- Problem
Wherever "name" shows up in the records below, copy the whole line.

━━━━━ The data

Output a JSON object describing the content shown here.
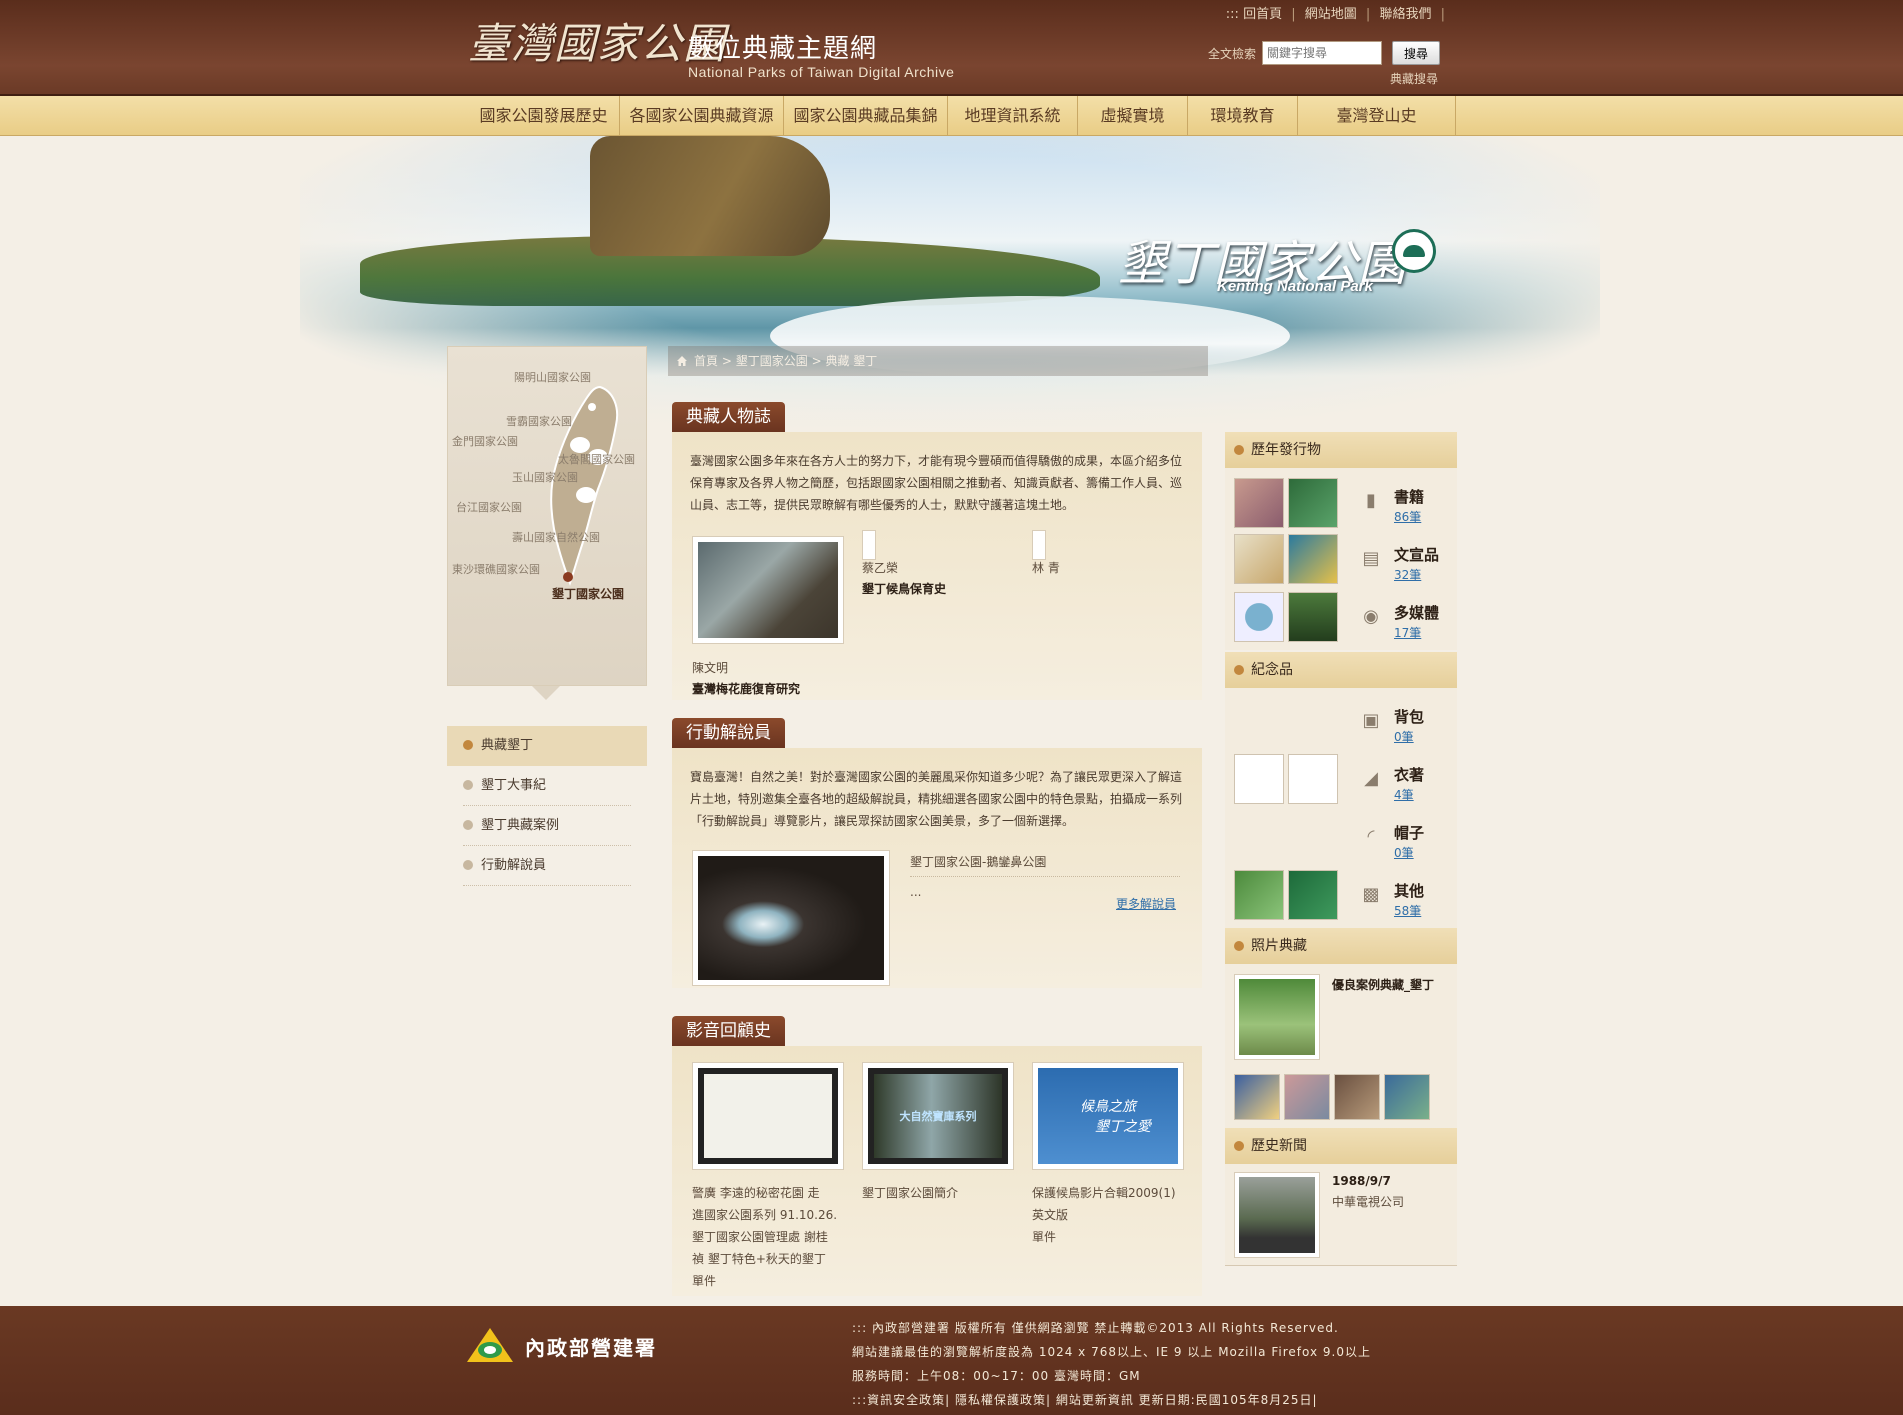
{
  "header": {
    "logo_zh": "臺灣國家公園",
    "title_zh": "數位典藏主題網",
    "title_en": "National Parks of Taiwan Digital Archive",
    "toplinks": [
      ":::",
      "回首頁",
      "網站地圖",
      "聯絡我們"
    ],
    "search": {
      "label": "全文檢索",
      "placeholder": "關鍵字搜尋",
      "button": "搜尋",
      "advanced": "典藏搜尋"
    }
  },
  "nav": [
    "國家公園發展歷史",
    "各國家公園典藏資源",
    "國家公園典藏品集錦",
    "地理資訊系統",
    "虛擬實境",
    "環境教育",
    "臺灣登山史"
  ],
  "hero": {
    "park_zh": "墾丁國家公園",
    "park_en": "Kenting National Park"
  },
  "breadcrumb": {
    "items": [
      "首頁",
      "墾丁國家公園",
      "典藏 墾丁"
    ],
    "sep": ">"
  },
  "map": {
    "labels": [
      "陽明山國家公園",
      "雪霸國家公園",
      "金門國家公園",
      "太魯閣國家公園",
      "玉山國家公園",
      "台江國家公園",
      "壽山國家自然公園",
      "東沙環礁國家公園",
      "墾丁國家公園"
    ]
  },
  "left_menu": [
    "典藏墾丁",
    "墾丁大事紀",
    "墾丁典藏案例",
    "行動解說員"
  ],
  "people": {
    "tab": "典藏人物誌",
    "intro": "臺灣國家公園多年來在各方人士的努力下，才能有現今豐碩而值得驕傲的成果，本區介紹多位保育專家及各界人物之簡歷，包括跟國家公園相關之推動者、知識貢獻者、籌備工作人員、巡山員、志工等，提供民眾瞭解有哪些優秀的人士，默默守護著這塊土地。",
    "items": [
      {
        "name": "蔡乙榮",
        "topic": "墾丁候鳥保育史"
      },
      {
        "name": "林 青",
        "topic": ""
      },
      {
        "name": "陳文明",
        "topic": "臺灣梅花鹿復育研究"
      }
    ]
  },
  "guide": {
    "tab": "行動解說員",
    "intro": "寶島臺灣！自然之美！對於臺灣國家公園的美麗風采你知道多少呢？為了讓民眾更深入了解這片土地，特別邀集全臺各地的超級解說員，精挑細選各國家公園中的特色景點，拍攝成一系列「行動解說員」導覽影片，讓民眾探訪國家公園美景，多了一個新選擇。",
    "video_title": "墾丁國家公園-鵝鑾鼻公園",
    "ellipsis": "...",
    "more": "更多解說員"
  },
  "av": {
    "tab": "影音回顧史",
    "items": [
      {
        "caption": [
          "警廣 李遠的秘密花園 走",
          "進國家公園系列 91.10.26.",
          "墾丁國家公園管理處 謝桂",
          "禎 墾丁特色+秋天的墾丁"
        ],
        "unit": "單件"
      },
      {
        "caption": [
          "墾丁國家公園簡介"
        ],
        "unit": ""
      },
      {
        "caption": [
          "保護候鳥影片合輯2009(1)",
          "英文版"
        ],
        "unit": "單件"
      }
    ],
    "thumb2_text": "大自然寶庫系列",
    "thumb3_text": [
      "候鳥之旅",
      "墾丁之愛"
    ]
  },
  "publications": {
    "title": "歷年發行物",
    "cats": [
      {
        "name": "書籍",
        "count": "86筆",
        "icon": "book-icon"
      },
      {
        "name": "文宣品",
        "count": "32筆",
        "icon": "map-icon"
      },
      {
        "name": "多媒體",
        "count": "17筆",
        "icon": "camera-icon"
      }
    ]
  },
  "souvenirs": {
    "title": "紀念品",
    "cats": [
      {
        "name": "背包",
        "count": "0筆",
        "icon": "backpack-icon"
      },
      {
        "name": "衣著",
        "count": "4筆",
        "icon": "shirt-icon"
      },
      {
        "name": "帽子",
        "count": "0筆",
        "icon": "hat-icon"
      },
      {
        "name": "其他",
        "count": "58筆",
        "icon": "gift-icon"
      }
    ]
  },
  "photos": {
    "title": "照片典藏",
    "caption": "優良案例典藏_墾丁"
  },
  "news": {
    "title": "歷史新聞",
    "date": "1988/9/7",
    "source": "中華電視公司"
  },
  "footer": {
    "org": "內政部營建署",
    "lines": [
      "::: 內政部營建署 版權所有 僅供網路瀏覽 禁止轉載©2013 All Rights Reserved.",
      "網站建議最佳的瀏覽解析度設為 1024 x 768以上、IE 9 以上 Mozilla Firefox 9.0以上",
      "服務時間：上午08：00~17：00 臺灣時間：GM",
      ":::資訊安全政策| 隱私權保護政策| 網站更新資訊 更新日期:民國105年8月25日|"
    ]
  }
}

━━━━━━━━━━

- Reply
        "name": "蔡乙榮",
        "name": "林 青",
        "name": "陳文明",
        "name": "書籍",
        "name": "文宣品",
        "name": "多媒體",
        "name": "背包",
        "name": "衣著",
        "name": "帽子",
        "name": "其他",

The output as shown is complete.